Make an exact copy of the records, dropping all pictures.
Start of GIVEN RECORDS
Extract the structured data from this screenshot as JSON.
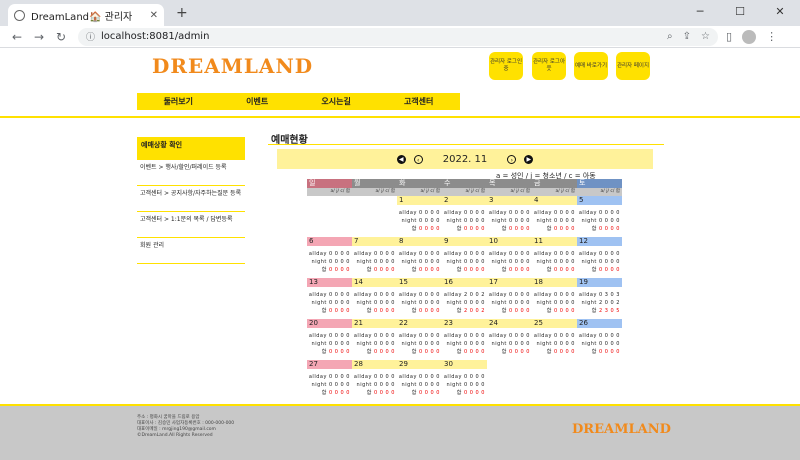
{
  "browser": {
    "tab_title": "DreamLand🏠 관리자",
    "url": "localhost:8081/admin",
    "new_tab": "+",
    "close": "✕"
  },
  "header": {
    "logo": "DREAMLAND",
    "admin_buttons": [
      "관리자 로그인중",
      "관리자 로그아웃",
      "예매 바로가기",
      "관리자 페이지"
    ],
    "menu": [
      "둘러보기",
      "이벤트",
      "오시는길",
      "고객센터"
    ]
  },
  "sidebar": {
    "caption": "예매상황 확인",
    "items": [
      "이벤트 > 행사/할인/퍼레이드 등록",
      "고객센터 > 공지사항/자주하는질문 등록",
      "고객센터 > 1:1문의 목록 / 답변등록",
      "회원 관리"
    ]
  },
  "main": {
    "title": "예매현황",
    "month": "2022. 11",
    "legend": "a = 성인 / j = 청소년 / c = 아동",
    "weekdays": [
      "일",
      "월",
      "화",
      "수",
      "목",
      "금",
      "토"
    ],
    "subhead": "a/ j/ c/ 합",
    "row_labels": {
      "allday": "allday",
      "night": "night",
      "sum": "합"
    }
  },
  "calendar": [
    {
      "day": "",
      "allday": "",
      "night": "",
      "sum": ""
    },
    {
      "day": "",
      "allday": "",
      "night": "",
      "sum": ""
    },
    {
      "day": "1",
      "allday": "0 0 0 0",
      "night": "0 0 0 0",
      "sum": "0 0 0 0"
    },
    {
      "day": "2",
      "allday": "0 0 0 0",
      "night": "0 0 0 0",
      "sum": "0 0 0 0"
    },
    {
      "day": "3",
      "allday": "0 0 0 0",
      "night": "0 0 0 0",
      "sum": "0 0 0 0"
    },
    {
      "day": "4",
      "allday": "0 0 0 0",
      "night": "0 0 0 0",
      "sum": "0 0 0 0"
    },
    {
      "day": "5",
      "allday": "0 0 0 0",
      "night": "0 0 0 0",
      "sum": "0 0 0 0"
    },
    {
      "day": "6",
      "allday": "0 0 0 0",
      "night": "0 0 0 0",
      "sum": "0 0 0 0"
    },
    {
      "day": "7",
      "allday": "0 0 0 0",
      "night": "0 0 0 0",
      "sum": "0 0 0 0"
    },
    {
      "day": "8",
      "allday": "0 0 0 0",
      "night": "0 0 0 0",
      "sum": "0 0 0 0"
    },
    {
      "day": "9",
      "allday": "0 0 0 0",
      "night": "0 0 0 0",
      "sum": "0 0 0 0"
    },
    {
      "day": "10",
      "allday": "0 0 0 0",
      "night": "0 0 0 0",
      "sum": "0 0 0 0"
    },
    {
      "day": "11",
      "allday": "0 0 0 0",
      "night": "0 0 0 0",
      "sum": "0 0 0 0"
    },
    {
      "day": "12",
      "allday": "0 0 0 0",
      "night": "0 0 0 0",
      "sum": "0 0 0 0"
    },
    {
      "day": "13",
      "allday": "0 0 0 0",
      "night": "0 0 0 0",
      "sum": "0 0 0 0"
    },
    {
      "day": "14",
      "allday": "0 0 0 0",
      "night": "0 0 0 0",
      "sum": "0 0 0 0"
    },
    {
      "day": "15",
      "allday": "0 0 0 0",
      "night": "0 0 0 0",
      "sum": "0 0 0 0"
    },
    {
      "day": "16",
      "allday": "2 0 0 2",
      "night": "0 0 0 0",
      "sum": "2 0 0 2"
    },
    {
      "day": "17",
      "allday": "0 0 0 0",
      "night": "0 0 0 0",
      "sum": "0 0 0 0"
    },
    {
      "day": "18",
      "allday": "0 0 0 0",
      "night": "0 0 0 0",
      "sum": "0 0 0 0"
    },
    {
      "day": "19",
      "allday": "0 3 0 3",
      "night": "2 0 0 2",
      "sum": "2 3 0 5"
    },
    {
      "day": "20",
      "allday": "0 0 0 0",
      "night": "0 0 0 0",
      "sum": "0 0 0 0"
    },
    {
      "day": "21",
      "allday": "0 0 0 0",
      "night": "0 0 0 0",
      "sum": "0 0 0 0"
    },
    {
      "day": "22",
      "allday": "0 0 0 0",
      "night": "0 0 0 0",
      "sum": "0 0 0 0"
    },
    {
      "day": "23",
      "allday": "0 0 0 0",
      "night": "0 0 0 0",
      "sum": "0 0 0 0"
    },
    {
      "day": "24",
      "allday": "0 0 0 0",
      "night": "0 0 0 0",
      "sum": "0 0 0 0"
    },
    {
      "day": "25",
      "allday": "0 0 0 0",
      "night": "0 0 0 0",
      "sum": "0 0 0 0"
    },
    {
      "day": "26",
      "allday": "0 0 0 0",
      "night": "0 0 0 0",
      "sum": "0 0 0 0"
    },
    {
      "day": "27",
      "allday": "0 0 0 0",
      "night": "0 0 0 0",
      "sum": "0 0 0 0"
    },
    {
      "day": "28",
      "allday": "0 0 0 0",
      "night": "0 0 0 0",
      "sum": "0 0 0 0"
    },
    {
      "day": "29",
      "allday": "0 0 0 0",
      "night": "0 0 0 0",
      "sum": "0 0 0 0"
    },
    {
      "day": "30",
      "allday": "0 0 0 0",
      "night": "0 0 0 0",
      "sum": "0 0 0 0"
    }
  ],
  "footer": {
    "lines": [
      "주소 : 평화시 꿈마을 드림로 용암",
      "대표이사 : 김승민  사업자등록번호 : 000-000-000",
      "대표이메일 : mrgjing190@gmail.com",
      "©DreamLand.All Rights Reserved"
    ],
    "logo": "DREAMLAND"
  },
  "colors": {
    "accent": "#ffe100",
    "logo": "#f18a1c",
    "sunday": "#f4a6b4",
    "saturday": "#9fc2f2",
    "weekday": "#fff29a",
    "head_sun": "#c8717f",
    "head_sat": "#6f92c4",
    "head_other": "#8c8c8c"
  }
}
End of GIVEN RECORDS
▸ **RESULT BELOW**
Extract the structured data from this screenshot as JSON.
{
  "browser": {
    "tab_title": "DreamLand🏠 관리자",
    "url": "localhost:8081/admin",
    "new_tab": "+",
    "close": "✕"
  },
  "header": {
    "logo": "DREAMLAND",
    "admin_buttons": [
      "관리자 로그인중",
      "관리자 로그아웃",
      "예매 바로가기",
      "관리자 페이지"
    ],
    "menu": [
      "둘러보기",
      "이벤트",
      "오시는길",
      "고객센터"
    ]
  },
  "sidebar": {
    "caption": "예매상황 확인",
    "items": [
      "이벤트 > 행사/할인/퍼레이드 등록",
      "고객센터 > 공지사항/자주하는질문 등록",
      "고객센터 > 1:1문의 목록 / 답변등록",
      "회원 관리"
    ]
  },
  "main": {
    "title": "예매현황",
    "month": "2022. 11",
    "legend": "a = 성인 / j = 청소년 / c = 아동",
    "weekdays": [
      "일",
      "월",
      "화",
      "수",
      "목",
      "금",
      "토"
    ],
    "subhead": "a/ j/ c/ 합",
    "row_labels": {
      "allday": "allday",
      "night": "night",
      "sum": "합"
    }
  },
  "calendar": [
    {
      "day": "",
      "allday": "",
      "night": "",
      "sum": ""
    },
    {
      "day": "",
      "allday": "",
      "night": "",
      "sum": ""
    },
    {
      "day": "1",
      "allday": "0 0 0 0",
      "night": "0 0 0 0",
      "sum": "0 0 0 0"
    },
    {
      "day": "2",
      "allday": "0 0 0 0",
      "night": "0 0 0 0",
      "sum": "0 0 0 0"
    },
    {
      "day": "3",
      "allday": "0 0 0 0",
      "night": "0 0 0 0",
      "sum": "0 0 0 0"
    },
    {
      "day": "4",
      "allday": "0 0 0 0",
      "night": "0 0 0 0",
      "sum": "0 0 0 0"
    },
    {
      "day": "5",
      "allday": "0 0 0 0",
      "night": "0 0 0 0",
      "sum": "0 0 0 0"
    },
    {
      "day": "6",
      "allday": "0 0 0 0",
      "night": "0 0 0 0",
      "sum": "0 0 0 0"
    },
    {
      "day": "7",
      "allday": "0 0 0 0",
      "night": "0 0 0 0",
      "sum": "0 0 0 0"
    },
    {
      "day": "8",
      "allday": "0 0 0 0",
      "night": "0 0 0 0",
      "sum": "0 0 0 0"
    },
    {
      "day": "9",
      "allday": "0 0 0 0",
      "night": "0 0 0 0",
      "sum": "0 0 0 0"
    },
    {
      "day": "10",
      "allday": "0 0 0 0",
      "night": "0 0 0 0",
      "sum": "0 0 0 0"
    },
    {
      "day": "11",
      "allday": "0 0 0 0",
      "night": "0 0 0 0",
      "sum": "0 0 0 0"
    },
    {
      "day": "12",
      "allday": "0 0 0 0",
      "night": "0 0 0 0",
      "sum": "0 0 0 0"
    },
    {
      "day": "13",
      "allday": "0 0 0 0",
      "night": "0 0 0 0",
      "sum": "0 0 0 0"
    },
    {
      "day": "14",
      "allday": "0 0 0 0",
      "night": "0 0 0 0",
      "sum": "0 0 0 0"
    },
    {
      "day": "15",
      "allday": "0 0 0 0",
      "night": "0 0 0 0",
      "sum": "0 0 0 0"
    },
    {
      "day": "16",
      "allday": "2 0 0 2",
      "night": "0 0 0 0",
      "sum": "2 0 0 2"
    },
    {
      "day": "17",
      "allday": "0 0 0 0",
      "night": "0 0 0 0",
      "sum": "0 0 0 0"
    },
    {
      "day": "18",
      "allday": "0 0 0 0",
      "night": "0 0 0 0",
      "sum": "0 0 0 0"
    },
    {
      "day": "19",
      "allday": "0 3 0 3",
      "night": "2 0 0 2",
      "sum": "2 3 0 5"
    },
    {
      "day": "20",
      "allday": "0 0 0 0",
      "night": "0 0 0 0",
      "sum": "0 0 0 0"
    },
    {
      "day": "21",
      "allday": "0 0 0 0",
      "night": "0 0 0 0",
      "sum": "0 0 0 0"
    },
    {
      "day": "22",
      "allday": "0 0 0 0",
      "night": "0 0 0 0",
      "sum": "0 0 0 0"
    },
    {
      "day": "23",
      "allday": "0 0 0 0",
      "night": "0 0 0 0",
      "sum": "0 0 0 0"
    },
    {
      "day": "24",
      "allday": "0 0 0 0",
      "night": "0 0 0 0",
      "sum": "0 0 0 0"
    },
    {
      "day": "25",
      "allday": "0 0 0 0",
      "night": "0 0 0 0",
      "sum": "0 0 0 0"
    },
    {
      "day": "26",
      "allday": "0 0 0 0",
      "night": "0 0 0 0",
      "sum": "0 0 0 0"
    },
    {
      "day": "27",
      "allday": "0 0 0 0",
      "night": "0 0 0 0",
      "sum": "0 0 0 0"
    },
    {
      "day": "28",
      "allday": "0 0 0 0",
      "night": "0 0 0 0",
      "sum": "0 0 0 0"
    },
    {
      "day": "29",
      "allday": "0 0 0 0",
      "night": "0 0 0 0",
      "sum": "0 0 0 0"
    },
    {
      "day": "30",
      "allday": "0 0 0 0",
      "night": "0 0 0 0",
      "sum": "0 0 0 0"
    }
  ],
  "footer": {
    "lines": [
      "주소 : 평화시 꿈마을 드림로 용암",
      "대표이사 : 김승민  사업자등록번호 : 000-000-000",
      "대표이메일 : mrgjing190@gmail.com",
      "©DreamLand.All Rights Reserved"
    ],
    "logo": "DREAMLAND"
  },
  "colors": {
    "accent": "#ffe100",
    "logo": "#f18a1c",
    "sunday": "#f4a6b4",
    "saturday": "#9fc2f2",
    "weekday": "#fff29a",
    "head_sun": "#c8717f",
    "head_sat": "#6f92c4",
    "head_other": "#8c8c8c"
  }
}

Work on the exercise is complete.